Self-employed people often find it harder than their employed peers to have the prospect of a comfortable retirement.
This is not surprising as the self-employed don’t benefit from an employer payment into a pension automatically set up for them. Employers must make a pension plan available and pay into it 3% of eligible employees qualifying earnings. The self-employed must find and fund their own pension arrangements.
State Pension Boost
Historically the self-employed have also missed out on the additional component of the State pension scheme which existed until 2016 and was paid on top of the basic state pension. Self-employed workers may only expect the basic State pension for credits earned up to April 2016, leaving another gap in their retirement funding.
From 2016 the State pension changed. For the first time, the self- employed can access the same state pension as the employed. From April 2016 those who pay Class 2 national insurance will get a full state pension once 35 years contributions have been paid to the new State pension scheme. These currently cost £3.05 pe week and the full State pension is £175.20 per week.
It is understandable that the last thing on the mind of the newly self-employed is planning for retirement. In the early days survival and building the business are the focus. This year many established businesses have faced months of closure which may have set back plans to save for retirement. However, neglecting pension saving can be a costly mistake leaving less time to catch up. That may mean working longer or adjusting living standards in retirement.
The system of tax relief for pension savings offers some flexibility, especially important for the self-employed. Tax relief is granted on pension savings of up to 100% of self-employed profits with a ceiling on savings of £40,000* per tax year. Allowances not claimed in the tax year profits are earned can be carried forward for up to 3 tax years, with catch up pension savings receiving that relief in the year they are paid into the pension plan. This can be an ideal option for the new start up, where earnings in the early years may be lower and less certain. If the business is successful, a catch-up pension payment can recoup the tax relief foregone in the earlier years.
Devil In The Detail
However, one little known rule is that the ability to carry forward tax relief to future years can only be used by those who have a registered pension scheme in place in those earlier years.
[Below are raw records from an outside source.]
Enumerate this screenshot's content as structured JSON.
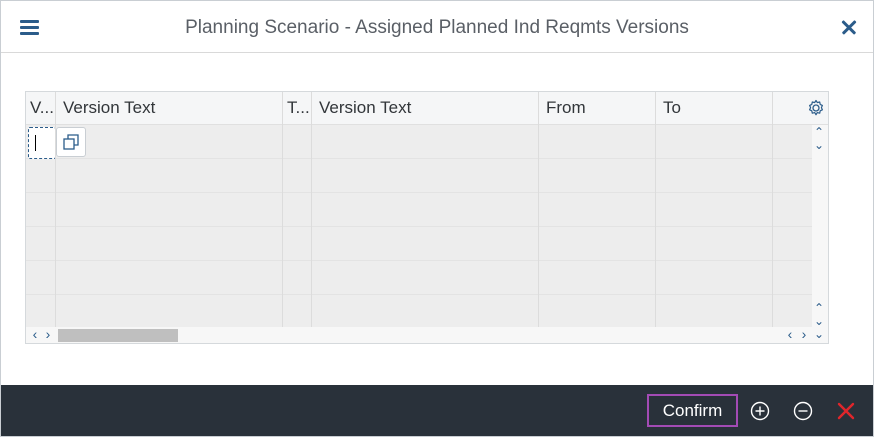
{
  "dialog": {
    "title": "Planning Scenario - Assigned Planned Ind Reqmts Versions"
  },
  "table": {
    "columns": [
      {
        "label": "V..."
      },
      {
        "label": "Version Text"
      },
      {
        "label": "T..."
      },
      {
        "label": "Version Text"
      },
      {
        "label": "From"
      },
      {
        "label": "To"
      }
    ],
    "empty_rows": 6
  },
  "footer": {
    "confirm_label": "Confirm"
  },
  "icons": {
    "menu": "hamburger-icon",
    "close": "close-icon",
    "settings": "gear-icon",
    "copy": "copy-icon",
    "add": "add-circle-icon",
    "remove": "remove-circle-icon",
    "cancel": "cancel-x-icon"
  },
  "colors": {
    "accent": "#2b5c8a",
    "footer_bg": "#29313a",
    "focus_outline": "#a34bb5",
    "cancel_red": "#e0262b"
  }
}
If the individual has no pension scheme open to receive contributions, they lose the relief from the earlier year’s profits.
A second rule, which restricts the relief available to those with taxable income in excess of £240,000 per year can also limit catching up on pension savings with the benefit of tax relief. *Higher earners have a restricted annual allowance for pension savings. For the tax years up to 2019-20 the £40,000 allowance starts to reduce once income is over £150,000. From 2020-21 this threshold was increased to £240,000.
How these two obscure rules can affect retirement planning is illustrated in the case study below.
A Tale of Two Partners
Fiona and Joe, partners in an interior decorating business, each earned profits of £15k, £35k, £100k and £300k each in the first four years of trading. Joe had a pension plan from his previous employment which could still receive contributions. Fiona had no pension plan.
Following their bumper year both were looking for tax efficient ways to save their surplus income. Because Joe had his pension plan open, he was entitled to relief on total contributions of £100,000. Fiona could only pay in £10,000 for the current year, with no carry forward of relief. Not only was Fiona restricted in how much she could save in a tax -exempt pension pot but she also had a tax bill to pay that was £40,500 greater than Joe’s, even though their profits were the same.
Having a pension plan in place in the early years of self -employment can leave options open for later years. Getting started sooner will also enable the timing of retirement to be a choice, rather than a necessity. Pension plans can be opened with as little as £25 per month or a one-off sum of £400, so having a plan open, even if you cannot afford to pay much in to start with, can be a good investment for the future.
The contents of this blog are for information purposes only and do not constitute individual advice.
Director of Public Policy, LEBC
Please remember, no news or research item is a recommendation or advice to buy. LEBC Group Ltd is not responsible for accuracy and may not share the author’s views. If you are unsure of the suitability of any investment or product for your circumstances please contact an adviser. All investments can fall as well as rise in value so you could get back less than you invest. The Financial Conduct Authority does not regulate tax planning. Tax rates and allowances may change in future.